Work item - If a line of the records contains the string "time", copy it out.

Record extracts -
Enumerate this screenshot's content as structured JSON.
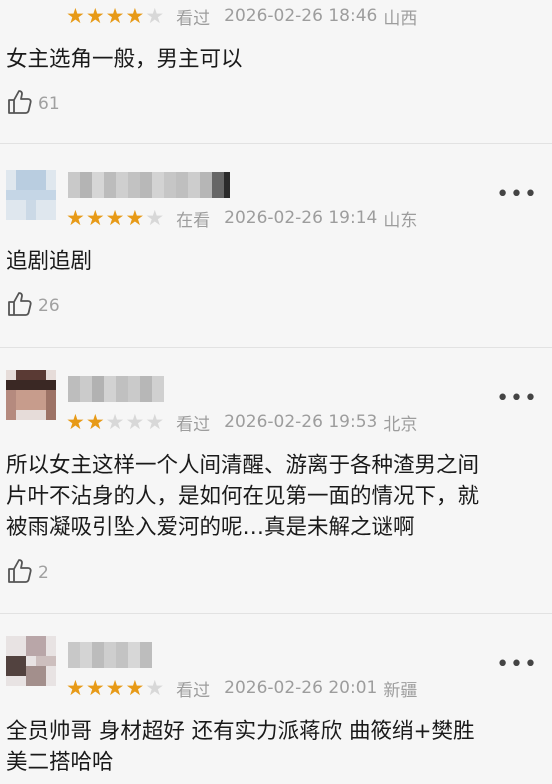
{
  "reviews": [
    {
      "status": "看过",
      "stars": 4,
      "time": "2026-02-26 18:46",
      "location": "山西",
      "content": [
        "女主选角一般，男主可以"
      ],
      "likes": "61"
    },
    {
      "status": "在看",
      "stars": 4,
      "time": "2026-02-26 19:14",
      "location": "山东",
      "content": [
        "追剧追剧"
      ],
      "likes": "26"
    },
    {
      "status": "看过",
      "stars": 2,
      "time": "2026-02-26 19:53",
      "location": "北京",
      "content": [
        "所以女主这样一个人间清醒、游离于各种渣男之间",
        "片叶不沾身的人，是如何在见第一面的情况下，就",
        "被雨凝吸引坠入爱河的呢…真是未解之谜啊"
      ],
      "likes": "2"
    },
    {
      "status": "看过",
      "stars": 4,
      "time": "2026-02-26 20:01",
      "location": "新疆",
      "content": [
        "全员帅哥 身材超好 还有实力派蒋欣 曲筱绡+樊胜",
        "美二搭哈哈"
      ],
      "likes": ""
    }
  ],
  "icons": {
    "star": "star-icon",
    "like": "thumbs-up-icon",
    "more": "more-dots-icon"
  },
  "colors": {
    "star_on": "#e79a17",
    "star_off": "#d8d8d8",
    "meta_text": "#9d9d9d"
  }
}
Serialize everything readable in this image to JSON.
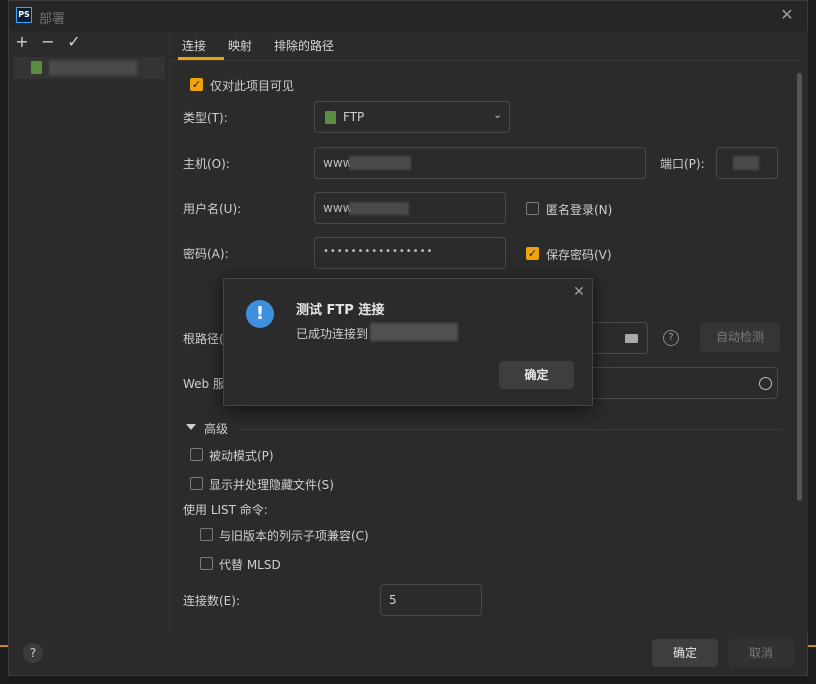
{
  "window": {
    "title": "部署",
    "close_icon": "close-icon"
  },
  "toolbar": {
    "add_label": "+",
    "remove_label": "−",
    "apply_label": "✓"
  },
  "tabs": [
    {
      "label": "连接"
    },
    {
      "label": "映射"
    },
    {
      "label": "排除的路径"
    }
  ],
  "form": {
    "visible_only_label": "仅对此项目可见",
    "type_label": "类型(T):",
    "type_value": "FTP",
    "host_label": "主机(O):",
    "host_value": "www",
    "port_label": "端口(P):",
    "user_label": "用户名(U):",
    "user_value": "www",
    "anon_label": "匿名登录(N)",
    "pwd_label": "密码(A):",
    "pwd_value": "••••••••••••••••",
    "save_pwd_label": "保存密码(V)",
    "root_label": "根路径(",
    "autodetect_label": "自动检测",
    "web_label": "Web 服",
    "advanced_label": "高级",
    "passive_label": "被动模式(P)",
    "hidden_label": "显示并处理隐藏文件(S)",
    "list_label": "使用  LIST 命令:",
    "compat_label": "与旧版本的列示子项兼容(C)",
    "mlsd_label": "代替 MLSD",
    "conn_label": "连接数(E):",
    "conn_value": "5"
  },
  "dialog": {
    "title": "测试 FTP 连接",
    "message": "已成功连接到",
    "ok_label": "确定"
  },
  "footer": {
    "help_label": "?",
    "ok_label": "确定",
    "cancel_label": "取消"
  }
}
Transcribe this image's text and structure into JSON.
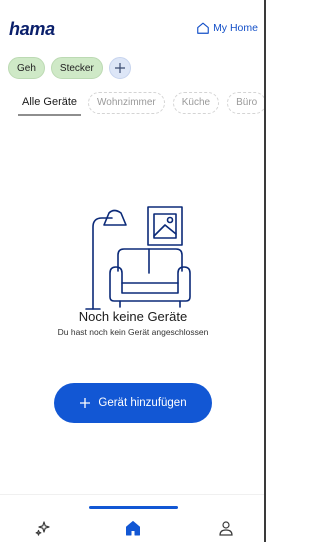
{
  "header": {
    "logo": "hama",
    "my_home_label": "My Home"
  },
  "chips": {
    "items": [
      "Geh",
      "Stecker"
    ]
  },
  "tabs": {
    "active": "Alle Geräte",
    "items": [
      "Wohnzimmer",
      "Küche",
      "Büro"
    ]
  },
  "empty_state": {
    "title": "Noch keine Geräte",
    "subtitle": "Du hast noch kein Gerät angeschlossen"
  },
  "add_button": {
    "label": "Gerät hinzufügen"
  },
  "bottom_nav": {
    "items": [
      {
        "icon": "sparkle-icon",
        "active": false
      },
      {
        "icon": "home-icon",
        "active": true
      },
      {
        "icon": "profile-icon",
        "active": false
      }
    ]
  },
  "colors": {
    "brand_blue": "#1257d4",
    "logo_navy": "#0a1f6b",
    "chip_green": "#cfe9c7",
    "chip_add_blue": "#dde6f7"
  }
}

Response area -
      "time": "2026-02-26 18:46",
      "time": "2026-02-26 19:14",
      "time": "2026-02-26 19:53",
      "time": "2026-02-26 20:01",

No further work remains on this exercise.